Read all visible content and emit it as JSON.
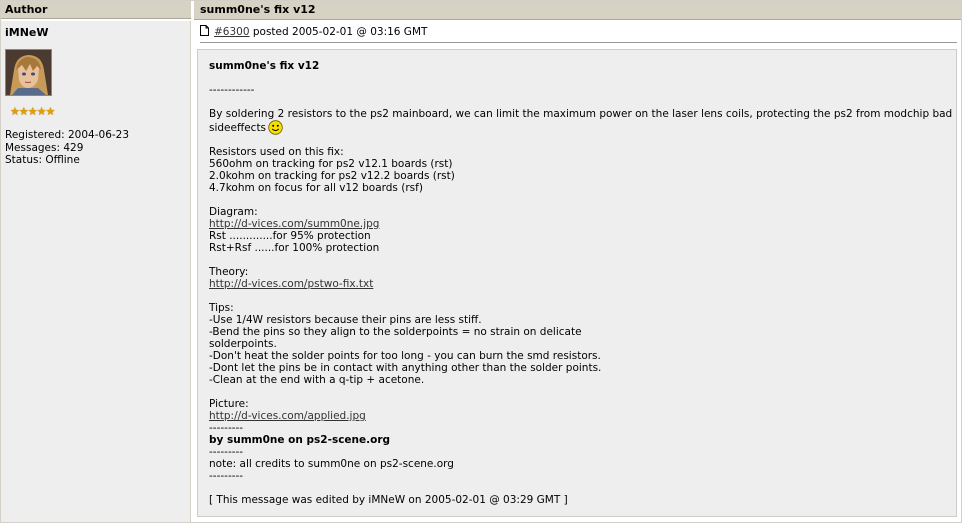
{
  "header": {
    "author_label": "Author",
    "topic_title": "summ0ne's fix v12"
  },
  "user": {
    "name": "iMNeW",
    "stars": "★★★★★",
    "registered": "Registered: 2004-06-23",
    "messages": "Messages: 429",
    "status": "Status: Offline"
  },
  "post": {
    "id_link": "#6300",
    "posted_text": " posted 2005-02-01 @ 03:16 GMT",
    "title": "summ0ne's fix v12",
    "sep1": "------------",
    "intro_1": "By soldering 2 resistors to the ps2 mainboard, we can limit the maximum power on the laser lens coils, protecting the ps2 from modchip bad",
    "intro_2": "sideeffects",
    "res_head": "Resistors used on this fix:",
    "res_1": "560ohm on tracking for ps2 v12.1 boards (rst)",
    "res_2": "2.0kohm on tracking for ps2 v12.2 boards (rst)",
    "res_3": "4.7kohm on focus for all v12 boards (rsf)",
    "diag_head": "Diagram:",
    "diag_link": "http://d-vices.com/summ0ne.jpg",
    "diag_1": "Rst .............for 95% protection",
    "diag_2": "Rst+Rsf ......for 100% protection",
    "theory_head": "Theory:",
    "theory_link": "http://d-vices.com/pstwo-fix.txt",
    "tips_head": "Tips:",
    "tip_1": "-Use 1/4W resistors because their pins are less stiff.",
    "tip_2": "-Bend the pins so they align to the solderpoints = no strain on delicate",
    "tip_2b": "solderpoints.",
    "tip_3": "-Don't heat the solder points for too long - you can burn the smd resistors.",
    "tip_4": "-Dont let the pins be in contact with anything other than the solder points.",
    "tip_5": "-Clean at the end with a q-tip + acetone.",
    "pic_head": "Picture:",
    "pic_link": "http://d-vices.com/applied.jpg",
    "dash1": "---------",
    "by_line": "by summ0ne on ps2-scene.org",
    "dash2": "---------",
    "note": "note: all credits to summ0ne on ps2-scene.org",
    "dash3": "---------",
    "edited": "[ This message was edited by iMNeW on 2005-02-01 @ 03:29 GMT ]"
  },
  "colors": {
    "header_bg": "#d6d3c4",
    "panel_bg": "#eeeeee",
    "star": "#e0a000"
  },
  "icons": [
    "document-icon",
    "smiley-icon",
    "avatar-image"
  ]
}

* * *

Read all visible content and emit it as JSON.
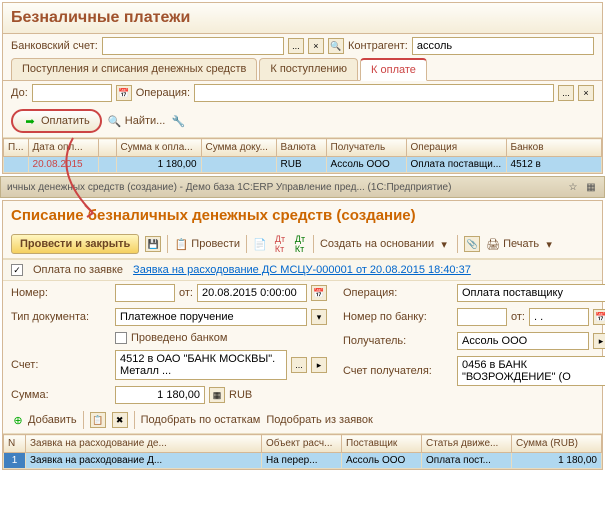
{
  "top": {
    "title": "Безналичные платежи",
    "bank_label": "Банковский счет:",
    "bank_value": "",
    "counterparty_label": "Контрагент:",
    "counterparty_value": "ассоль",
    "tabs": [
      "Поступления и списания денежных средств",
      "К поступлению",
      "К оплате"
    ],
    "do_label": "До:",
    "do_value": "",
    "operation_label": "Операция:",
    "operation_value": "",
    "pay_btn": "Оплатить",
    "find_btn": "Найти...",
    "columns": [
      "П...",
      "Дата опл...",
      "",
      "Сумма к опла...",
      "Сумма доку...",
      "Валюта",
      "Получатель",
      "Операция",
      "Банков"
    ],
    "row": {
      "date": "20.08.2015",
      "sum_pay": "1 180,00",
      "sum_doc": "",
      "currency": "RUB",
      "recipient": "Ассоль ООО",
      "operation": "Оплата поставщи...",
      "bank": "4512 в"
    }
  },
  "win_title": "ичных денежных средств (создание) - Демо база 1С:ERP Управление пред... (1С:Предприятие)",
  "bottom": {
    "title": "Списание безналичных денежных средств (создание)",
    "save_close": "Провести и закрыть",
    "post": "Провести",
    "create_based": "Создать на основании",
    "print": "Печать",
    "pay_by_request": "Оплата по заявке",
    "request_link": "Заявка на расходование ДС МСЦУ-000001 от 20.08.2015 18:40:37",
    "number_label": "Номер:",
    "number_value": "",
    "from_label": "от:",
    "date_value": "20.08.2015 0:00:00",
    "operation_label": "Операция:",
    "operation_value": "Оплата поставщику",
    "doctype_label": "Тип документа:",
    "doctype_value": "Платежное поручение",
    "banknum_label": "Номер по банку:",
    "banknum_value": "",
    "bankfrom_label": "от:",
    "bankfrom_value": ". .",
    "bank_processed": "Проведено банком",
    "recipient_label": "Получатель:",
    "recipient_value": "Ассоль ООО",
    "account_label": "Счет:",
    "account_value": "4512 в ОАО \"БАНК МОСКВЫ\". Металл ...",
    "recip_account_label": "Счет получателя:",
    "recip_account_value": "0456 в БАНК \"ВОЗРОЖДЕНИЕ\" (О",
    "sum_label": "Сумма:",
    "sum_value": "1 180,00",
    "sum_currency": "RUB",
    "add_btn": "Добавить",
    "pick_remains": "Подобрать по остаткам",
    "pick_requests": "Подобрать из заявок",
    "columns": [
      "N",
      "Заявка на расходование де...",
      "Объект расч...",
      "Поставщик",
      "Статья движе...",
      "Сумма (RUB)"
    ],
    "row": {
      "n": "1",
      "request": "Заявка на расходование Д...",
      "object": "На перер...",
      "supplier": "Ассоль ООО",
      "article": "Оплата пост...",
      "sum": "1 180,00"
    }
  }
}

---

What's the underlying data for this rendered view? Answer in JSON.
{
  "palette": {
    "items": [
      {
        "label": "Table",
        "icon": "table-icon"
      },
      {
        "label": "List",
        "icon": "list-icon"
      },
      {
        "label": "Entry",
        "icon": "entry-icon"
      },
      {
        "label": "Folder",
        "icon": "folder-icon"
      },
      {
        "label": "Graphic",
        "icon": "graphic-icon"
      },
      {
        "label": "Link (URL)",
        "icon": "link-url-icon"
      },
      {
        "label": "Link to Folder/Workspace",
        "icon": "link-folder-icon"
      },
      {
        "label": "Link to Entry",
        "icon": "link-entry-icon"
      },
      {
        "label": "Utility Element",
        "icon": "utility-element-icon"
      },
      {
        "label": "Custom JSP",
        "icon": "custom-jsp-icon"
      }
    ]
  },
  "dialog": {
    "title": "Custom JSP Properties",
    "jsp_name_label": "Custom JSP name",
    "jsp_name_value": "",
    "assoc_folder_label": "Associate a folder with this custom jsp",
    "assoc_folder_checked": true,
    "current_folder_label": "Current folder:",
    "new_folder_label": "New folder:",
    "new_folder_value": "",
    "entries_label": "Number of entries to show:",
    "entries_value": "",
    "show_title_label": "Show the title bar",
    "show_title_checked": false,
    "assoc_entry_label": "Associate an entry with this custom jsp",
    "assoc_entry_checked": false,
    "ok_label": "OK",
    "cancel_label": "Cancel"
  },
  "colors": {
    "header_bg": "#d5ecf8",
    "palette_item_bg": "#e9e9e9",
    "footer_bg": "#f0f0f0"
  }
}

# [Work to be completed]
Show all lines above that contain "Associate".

# [Response to this exercise]
    "assoc_folder_label": "Associate a folder with this custom jsp",
    "assoc_entry_label": "Associate an entry with this custom jsp",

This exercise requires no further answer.